The following article is brought to you by the ILR Sports Business Society and written by Thomas Kroner. Thomas is an undergraduate in the Industrial and Labor Relations School, with minors in Business as well as Law and Society. He can be reached at firstname.lastname@example.org. The original version of the article can be found here.
In order to improve their appeal to young people, Major League Baseball needs to make up for lost time on YouTube. For years MLB kept their video content off of YouTube, disallowing anyone from putting MLB footage on their own accounts. The first video on the league’s official YouTube channel didn’t get posted until after the 2010 season.

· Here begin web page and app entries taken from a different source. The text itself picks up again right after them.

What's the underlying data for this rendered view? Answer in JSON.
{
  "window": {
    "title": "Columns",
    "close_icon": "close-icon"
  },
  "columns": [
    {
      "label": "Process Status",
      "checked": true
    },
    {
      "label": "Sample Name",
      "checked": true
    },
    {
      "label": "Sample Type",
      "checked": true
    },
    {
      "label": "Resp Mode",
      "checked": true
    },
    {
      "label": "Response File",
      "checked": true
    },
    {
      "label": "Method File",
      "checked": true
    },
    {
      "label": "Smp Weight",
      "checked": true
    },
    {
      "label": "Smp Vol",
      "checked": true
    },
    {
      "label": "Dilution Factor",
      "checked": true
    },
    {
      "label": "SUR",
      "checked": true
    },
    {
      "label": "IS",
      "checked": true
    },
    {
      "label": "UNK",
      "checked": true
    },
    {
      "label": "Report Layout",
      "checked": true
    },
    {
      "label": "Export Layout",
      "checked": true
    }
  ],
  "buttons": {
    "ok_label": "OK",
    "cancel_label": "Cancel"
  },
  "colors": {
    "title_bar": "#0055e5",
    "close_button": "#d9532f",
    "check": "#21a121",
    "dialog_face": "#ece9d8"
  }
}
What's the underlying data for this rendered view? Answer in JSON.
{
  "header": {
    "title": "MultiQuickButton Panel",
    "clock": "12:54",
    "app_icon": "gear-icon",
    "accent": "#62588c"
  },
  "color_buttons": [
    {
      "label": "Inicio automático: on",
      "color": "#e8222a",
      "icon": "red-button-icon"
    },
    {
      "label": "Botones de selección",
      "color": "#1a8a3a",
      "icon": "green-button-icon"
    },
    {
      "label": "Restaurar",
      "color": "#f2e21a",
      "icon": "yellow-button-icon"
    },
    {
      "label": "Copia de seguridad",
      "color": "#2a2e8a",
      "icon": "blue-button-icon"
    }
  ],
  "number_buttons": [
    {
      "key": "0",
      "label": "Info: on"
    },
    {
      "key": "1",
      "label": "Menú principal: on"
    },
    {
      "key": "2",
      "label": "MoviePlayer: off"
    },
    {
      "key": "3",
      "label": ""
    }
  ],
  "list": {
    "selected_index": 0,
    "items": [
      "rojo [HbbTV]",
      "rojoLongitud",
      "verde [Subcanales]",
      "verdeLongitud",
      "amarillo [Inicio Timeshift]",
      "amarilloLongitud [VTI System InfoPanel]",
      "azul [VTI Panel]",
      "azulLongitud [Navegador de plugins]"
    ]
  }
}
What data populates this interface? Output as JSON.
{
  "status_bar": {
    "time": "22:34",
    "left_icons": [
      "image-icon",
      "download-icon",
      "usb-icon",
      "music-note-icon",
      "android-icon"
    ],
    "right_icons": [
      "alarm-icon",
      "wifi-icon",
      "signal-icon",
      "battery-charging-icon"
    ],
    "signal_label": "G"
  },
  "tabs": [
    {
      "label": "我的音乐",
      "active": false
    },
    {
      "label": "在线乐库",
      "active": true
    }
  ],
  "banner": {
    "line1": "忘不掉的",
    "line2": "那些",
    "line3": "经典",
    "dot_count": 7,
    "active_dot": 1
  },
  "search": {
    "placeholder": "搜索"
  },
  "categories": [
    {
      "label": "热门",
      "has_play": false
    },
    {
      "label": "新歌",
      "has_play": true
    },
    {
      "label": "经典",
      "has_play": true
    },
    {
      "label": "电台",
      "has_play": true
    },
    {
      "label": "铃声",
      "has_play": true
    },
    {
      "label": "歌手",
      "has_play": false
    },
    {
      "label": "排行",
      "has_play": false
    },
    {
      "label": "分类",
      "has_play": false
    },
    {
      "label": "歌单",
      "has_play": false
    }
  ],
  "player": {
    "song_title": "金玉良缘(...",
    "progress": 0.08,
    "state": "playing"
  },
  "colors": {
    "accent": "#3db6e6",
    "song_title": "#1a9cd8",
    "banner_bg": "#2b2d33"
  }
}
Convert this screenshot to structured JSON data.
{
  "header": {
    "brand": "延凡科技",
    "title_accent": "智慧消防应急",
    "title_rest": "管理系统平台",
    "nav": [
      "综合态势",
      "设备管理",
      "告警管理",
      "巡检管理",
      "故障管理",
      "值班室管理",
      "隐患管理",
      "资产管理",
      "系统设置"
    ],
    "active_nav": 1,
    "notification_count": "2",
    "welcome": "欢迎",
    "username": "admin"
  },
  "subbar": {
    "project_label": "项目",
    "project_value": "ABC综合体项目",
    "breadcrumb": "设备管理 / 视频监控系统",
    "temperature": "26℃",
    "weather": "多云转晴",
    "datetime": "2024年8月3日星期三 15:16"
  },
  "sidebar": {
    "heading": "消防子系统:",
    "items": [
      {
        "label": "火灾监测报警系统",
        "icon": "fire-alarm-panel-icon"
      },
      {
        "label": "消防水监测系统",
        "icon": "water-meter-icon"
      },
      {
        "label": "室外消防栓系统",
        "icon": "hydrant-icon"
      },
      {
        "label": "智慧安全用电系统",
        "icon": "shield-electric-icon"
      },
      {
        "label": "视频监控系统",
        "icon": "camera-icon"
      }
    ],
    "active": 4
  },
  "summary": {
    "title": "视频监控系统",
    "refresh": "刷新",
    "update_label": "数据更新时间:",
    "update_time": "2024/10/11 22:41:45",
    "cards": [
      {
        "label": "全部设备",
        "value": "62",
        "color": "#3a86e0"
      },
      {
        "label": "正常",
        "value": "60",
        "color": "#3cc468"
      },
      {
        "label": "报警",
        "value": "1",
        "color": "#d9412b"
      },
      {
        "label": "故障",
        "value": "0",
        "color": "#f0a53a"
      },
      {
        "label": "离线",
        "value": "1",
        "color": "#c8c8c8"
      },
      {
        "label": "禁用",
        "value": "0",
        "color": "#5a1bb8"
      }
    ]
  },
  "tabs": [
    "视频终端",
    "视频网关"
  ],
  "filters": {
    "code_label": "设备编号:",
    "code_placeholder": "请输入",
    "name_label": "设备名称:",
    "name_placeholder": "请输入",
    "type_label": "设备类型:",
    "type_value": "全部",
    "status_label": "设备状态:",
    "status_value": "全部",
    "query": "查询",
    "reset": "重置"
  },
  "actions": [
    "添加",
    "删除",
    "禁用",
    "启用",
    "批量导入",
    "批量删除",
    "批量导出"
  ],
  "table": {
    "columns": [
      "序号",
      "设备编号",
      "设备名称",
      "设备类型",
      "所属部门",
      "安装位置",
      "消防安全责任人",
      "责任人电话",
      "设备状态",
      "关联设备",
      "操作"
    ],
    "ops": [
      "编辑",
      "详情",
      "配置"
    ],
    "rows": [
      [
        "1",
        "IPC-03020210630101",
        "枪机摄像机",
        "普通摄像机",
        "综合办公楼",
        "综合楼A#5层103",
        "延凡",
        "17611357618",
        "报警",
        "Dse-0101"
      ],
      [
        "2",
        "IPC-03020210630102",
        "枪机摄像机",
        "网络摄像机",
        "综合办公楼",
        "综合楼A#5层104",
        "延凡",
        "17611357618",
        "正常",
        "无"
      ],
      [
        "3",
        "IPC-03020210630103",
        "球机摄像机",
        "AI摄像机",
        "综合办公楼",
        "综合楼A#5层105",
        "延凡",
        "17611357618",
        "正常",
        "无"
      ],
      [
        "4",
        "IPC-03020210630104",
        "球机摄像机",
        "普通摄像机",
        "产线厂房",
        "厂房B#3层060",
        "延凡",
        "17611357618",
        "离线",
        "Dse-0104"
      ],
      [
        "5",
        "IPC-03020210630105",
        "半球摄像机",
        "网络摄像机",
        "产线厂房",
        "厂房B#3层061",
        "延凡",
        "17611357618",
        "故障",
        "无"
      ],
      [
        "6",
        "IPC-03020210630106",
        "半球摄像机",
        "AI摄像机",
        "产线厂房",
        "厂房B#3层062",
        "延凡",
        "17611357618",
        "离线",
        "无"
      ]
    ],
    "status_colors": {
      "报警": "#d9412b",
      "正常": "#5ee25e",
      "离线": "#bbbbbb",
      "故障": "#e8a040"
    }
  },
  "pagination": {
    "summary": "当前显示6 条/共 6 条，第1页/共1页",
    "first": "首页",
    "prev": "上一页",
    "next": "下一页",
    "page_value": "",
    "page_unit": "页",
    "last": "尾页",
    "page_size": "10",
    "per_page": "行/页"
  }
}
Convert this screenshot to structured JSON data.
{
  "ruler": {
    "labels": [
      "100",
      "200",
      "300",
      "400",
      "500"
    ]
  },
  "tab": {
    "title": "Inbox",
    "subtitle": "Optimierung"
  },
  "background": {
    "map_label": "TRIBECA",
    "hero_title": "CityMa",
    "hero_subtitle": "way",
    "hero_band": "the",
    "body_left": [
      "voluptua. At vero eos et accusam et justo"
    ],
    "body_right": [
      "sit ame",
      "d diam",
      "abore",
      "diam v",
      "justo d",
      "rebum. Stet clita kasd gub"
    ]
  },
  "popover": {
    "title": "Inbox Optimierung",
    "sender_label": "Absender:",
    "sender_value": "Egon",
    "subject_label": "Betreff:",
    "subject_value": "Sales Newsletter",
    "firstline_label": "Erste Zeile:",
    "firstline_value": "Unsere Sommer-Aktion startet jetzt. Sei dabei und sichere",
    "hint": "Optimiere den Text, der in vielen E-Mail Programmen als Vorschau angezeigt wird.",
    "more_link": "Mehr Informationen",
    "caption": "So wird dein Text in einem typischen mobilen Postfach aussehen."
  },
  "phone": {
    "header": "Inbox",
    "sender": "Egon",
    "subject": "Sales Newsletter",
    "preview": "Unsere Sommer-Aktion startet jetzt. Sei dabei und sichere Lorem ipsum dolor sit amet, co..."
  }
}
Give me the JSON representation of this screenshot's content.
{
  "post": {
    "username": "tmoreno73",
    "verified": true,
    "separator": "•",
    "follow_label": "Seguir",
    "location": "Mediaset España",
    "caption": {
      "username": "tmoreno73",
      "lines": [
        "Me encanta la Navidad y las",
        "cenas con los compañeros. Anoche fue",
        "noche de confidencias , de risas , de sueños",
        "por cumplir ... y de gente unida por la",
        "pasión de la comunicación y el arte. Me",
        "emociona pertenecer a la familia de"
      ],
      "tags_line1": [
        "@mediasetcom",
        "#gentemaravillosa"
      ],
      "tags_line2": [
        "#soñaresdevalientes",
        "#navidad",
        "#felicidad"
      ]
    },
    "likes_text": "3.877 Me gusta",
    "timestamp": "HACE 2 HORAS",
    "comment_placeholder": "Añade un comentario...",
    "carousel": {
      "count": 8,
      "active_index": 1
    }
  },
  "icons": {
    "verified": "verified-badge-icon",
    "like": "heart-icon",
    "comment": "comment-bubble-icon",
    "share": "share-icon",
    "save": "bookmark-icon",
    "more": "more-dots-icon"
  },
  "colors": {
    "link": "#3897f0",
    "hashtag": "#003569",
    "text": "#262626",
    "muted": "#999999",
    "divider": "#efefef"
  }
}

Both the NHL and NBA posted their first videos during their 2006-2007 seasons. These leagues also allow other users to post their content without fear of copyright consequences. The NFL does not have an official YouTube channel, but it’s the NFL and they will always reign as kings of popularity in America, so it really doesn’t matter what they do on YouTube.
Why am I using YouTube to illustrate my point? Because YouTube is awesome, time consuming and incredibly popular. It is particularly popular with younger, student, audiences. I can personally attest to many a nights where YouTube’s NBA videos were my procrastination method of choice. One related search lead to another, and soon I had wasted hours and given up on whatever assignment I was supposed to have been doing (Just kidding, I go to Cornell, I’ve never done something like that). I’m putting my money on the fact that a substantial portion of my readers have had similar experiences…Video surfing on the internet allows fans to watch highlights, follow their teams, admire their favorite players, get excited for upcoming matchups, etc. The inability of MLB to properly use the internet to help gain interest in their league is emphasized by the discrepancy between the view counts between their videos and those of other sports. Compare video A and video B. Both are videos of incredibly stupid plays made by Bay Area teams (share the same market and fan base), yet one has received about 5 times more views than the other.
The NBA and NHL have used their YouTube success to help contribute to an increase in their overall TV ratings. Hockey’s popularity drastically dipped after they skipped the 2004-2005 season, the 2006 finals drew abysmal ratings. Each year after, the ratings slowly increased until they culminated in last season’s epic success. Baseball, however, has not seen any increase in ratings since the advent of YouTube. The NBA Finals’ ratings have increased from the pre-YouTube era and have drawn two of its best ratings since Jordan was a Bull during the Game 7s of 2010 and 2013. There are plenty of other factors at play here, I just don’t think internet competency should be dismissed.
The NBA’s internet prowess spawned from YouTube, but did not remain there. Because their page has been so popular for so long (8x the amount of subscribers as the MLB and NHL combined), they have won the battle for overall social media popularity. The Association has more Twitter and Instagram followers than any other North American pro sports league, including the NFL. Social Media and young people are tied at the seam. Therefore likes today transform into ticket sales and tv viewership in the future.
What baseball needs to do in order to make up for their dormant YouTube years is simply to bolster their current promising internet publicity campaigns. The MLB Fan Cave for instance has over 2/3 as many Instagram followers as the NHL. If the MLB does this and promotes its web endeavors to a greater extent, then it will surely see improvements in its social media presence and will subsequently see an increase in the league’s popularity as a whole.